The first phase of an extensive project to restore and improve facilities at the Cathedral Church of All Saints Wakefield has reached completion.
Work on Phase One of the project, which was titled Project 2013 made great progress and reached completion on time and within budget. Now that work is complete on the first phase, Phase Two will focus on restoring the East End of the Cathedral and Phase Three potentially will see some existing Cathedral buildings replaced with new facilities.
Phase One comprised the conservation of a medieval wall painting, the installation of new heating and lighting systems, and the installation of a new sound system, hearing loop and Wi-Fi. In addition, internal walls were cleaned, the historic 17th century font was relocated, a brand new lime concrete floor with Hill House Sandstone paving and labyrinth, incorporating underfloor heating was installed and some re-pointing and repair works were also undertaken to the historic fabric.
William Anelay was the main contractor for the project, whilst Thomas Ford & Partners provided all architectural services.

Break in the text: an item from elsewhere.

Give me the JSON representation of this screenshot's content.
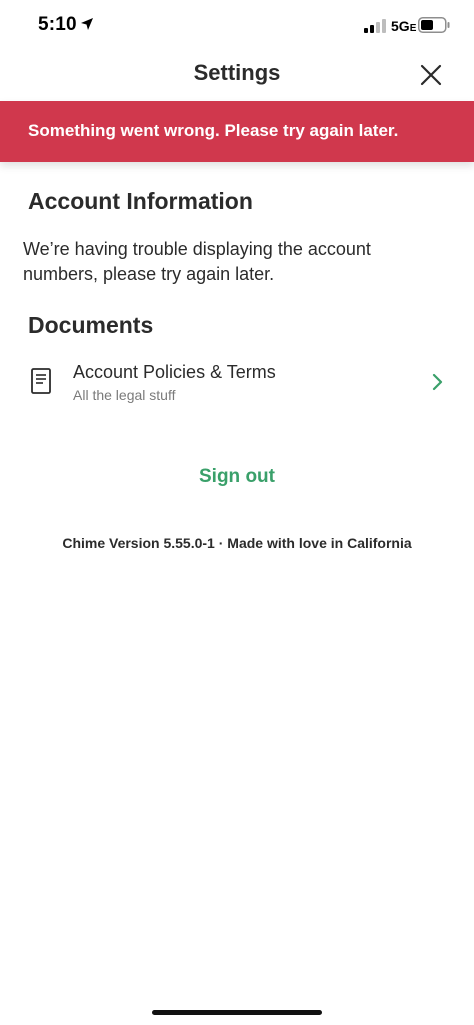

Throughout the project a number of specialist subcontractors were appointed to conduct very sensitive works within the Cathedral. Fleetwood-based company, Great British Lighting was responsible for the supply of bespoke light fittings on the project.

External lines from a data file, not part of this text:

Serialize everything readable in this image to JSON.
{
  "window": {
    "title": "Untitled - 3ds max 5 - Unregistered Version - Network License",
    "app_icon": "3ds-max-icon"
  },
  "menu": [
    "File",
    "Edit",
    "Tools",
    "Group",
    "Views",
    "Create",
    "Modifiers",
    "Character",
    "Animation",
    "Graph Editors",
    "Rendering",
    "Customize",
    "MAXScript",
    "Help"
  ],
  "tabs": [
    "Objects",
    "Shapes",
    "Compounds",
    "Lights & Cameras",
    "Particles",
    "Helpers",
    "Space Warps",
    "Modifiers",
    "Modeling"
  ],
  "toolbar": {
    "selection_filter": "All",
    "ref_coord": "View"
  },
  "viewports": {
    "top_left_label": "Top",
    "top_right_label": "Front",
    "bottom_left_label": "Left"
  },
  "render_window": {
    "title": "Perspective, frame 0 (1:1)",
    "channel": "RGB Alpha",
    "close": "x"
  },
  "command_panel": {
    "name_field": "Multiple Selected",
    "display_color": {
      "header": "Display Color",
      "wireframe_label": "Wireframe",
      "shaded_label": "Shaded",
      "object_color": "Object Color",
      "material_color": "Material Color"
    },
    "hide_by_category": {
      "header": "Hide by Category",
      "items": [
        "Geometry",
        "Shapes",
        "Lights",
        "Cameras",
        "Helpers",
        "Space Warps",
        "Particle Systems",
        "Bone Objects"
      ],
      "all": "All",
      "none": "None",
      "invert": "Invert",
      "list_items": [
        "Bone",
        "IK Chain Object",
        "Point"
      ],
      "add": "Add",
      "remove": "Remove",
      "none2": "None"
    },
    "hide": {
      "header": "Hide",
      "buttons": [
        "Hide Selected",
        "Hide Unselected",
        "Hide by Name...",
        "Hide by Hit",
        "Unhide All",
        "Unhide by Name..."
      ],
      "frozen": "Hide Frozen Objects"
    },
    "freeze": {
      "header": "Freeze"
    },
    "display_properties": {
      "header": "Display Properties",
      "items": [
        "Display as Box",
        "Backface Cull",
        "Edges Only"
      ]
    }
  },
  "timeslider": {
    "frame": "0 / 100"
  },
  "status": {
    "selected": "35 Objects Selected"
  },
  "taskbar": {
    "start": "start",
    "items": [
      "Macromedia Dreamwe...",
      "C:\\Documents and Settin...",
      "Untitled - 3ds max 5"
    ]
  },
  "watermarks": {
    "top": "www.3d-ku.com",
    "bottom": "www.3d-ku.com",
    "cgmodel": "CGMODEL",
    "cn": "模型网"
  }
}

Commenting on the restoration of the Cathedral, Thomas Ford and Partners, Partner, John Bailey, said:
“The work taking place at the Cathedral has been in the pipeline for the last ten years and comprises three phases, with the main aim to return the Cathedral to its former glory. The first phase of the project was to ensure that the nave could become the great meeting space for the city.

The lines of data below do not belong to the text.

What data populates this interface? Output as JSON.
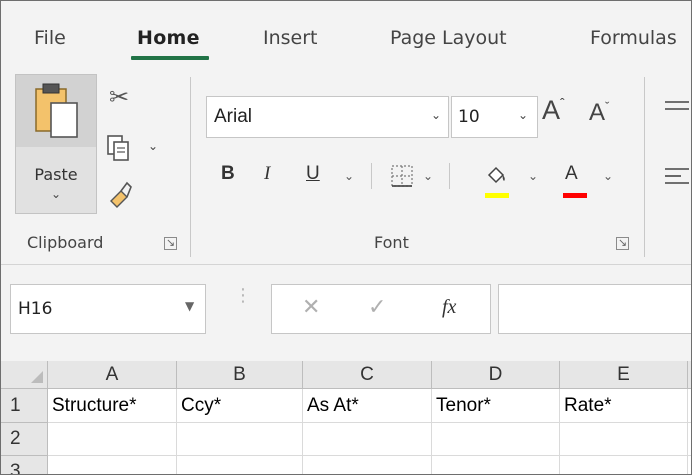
{
  "tabs": [
    {
      "label": "File"
    },
    {
      "label": "Home"
    },
    {
      "label": "Insert"
    },
    {
      "label": "Page Layout"
    },
    {
      "label": "Formulas"
    }
  ],
  "active_tab": "Home",
  "ribbon": {
    "clipboard": {
      "paste_label": "Paste",
      "group_label": "Clipboard",
      "icons": [
        "paste-icon",
        "cut-icon",
        "copy-icon",
        "format-painter-icon",
        "dialog-launcher-icon"
      ]
    },
    "font": {
      "font_name": "Arial",
      "font_size": "10",
      "bold_label": "B",
      "italic_label": "I",
      "underline_label": "U",
      "font_color_label": "A",
      "group_label": "Font",
      "highlight_color": "#ffff00",
      "font_color": "#ff0000",
      "icons": [
        "increase-font-size-icon",
        "decrease-font-size-icon",
        "borders-icon",
        "fill-color-icon",
        "font-color-icon",
        "dialog-launcher-icon"
      ]
    },
    "alignment": {
      "icons": [
        "align-top-icon",
        "align-left-icon"
      ]
    }
  },
  "formula_bar": {
    "name_box": "H16",
    "fx_label": "fx",
    "formula": ""
  },
  "sheet": {
    "columns": [
      "A",
      "B",
      "C",
      "D",
      "E"
    ],
    "rows": [
      {
        "number": "1",
        "cells": [
          "Structure*",
          "Ccy*",
          "As At*",
          "Tenor*",
          "Rate*"
        ]
      },
      {
        "number": "2",
        "cells": [
          "",
          "",
          "",
          "",
          ""
        ]
      },
      {
        "number": "3",
        "cells": [
          "",
          "",
          "",
          "",
          ""
        ]
      }
    ]
  },
  "colors": {
    "accent": "#217346",
    "ribbon_bg": "#f3f3f3",
    "header_bg": "#e6e6e6"
  }
}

“Whilst the work was being conducted, the Cathedral remained open, so during Phase One a full-height dust proof screen was installed separating the east end from the nave, to ensure that there was minimal disruption for members of the public who were visiting this historic building.
“Since working on this site our understanding of the building has improved significantly and we reached practical completion of the first phase more or less as planned and under budget. Taking into consideration that the Cathedral is a Grade I Listed building and there is a great deal of archaeology involved with this site, this is very good going.
“The interior of the nave was last reordered in 1874 and essentially it had remained like this for the past 140 years. The work that we have been involved with at the Cathedral will see the nave through another 140 years and this is something which is very gratifying.”
“Working on any cathedral is very important and it is something which all ecclesiastical architects aspire to be a part of. So far I have been involved with work at the Cathedral for more than seven years.
“A lot of people come to the Cathedral, for a variety of reasons and everyone in the local community has been very pleased about this work. We have to allow the building to move forward, as without change the Cathedral could become irrelevant. What we are doing ensures the future of this great building.”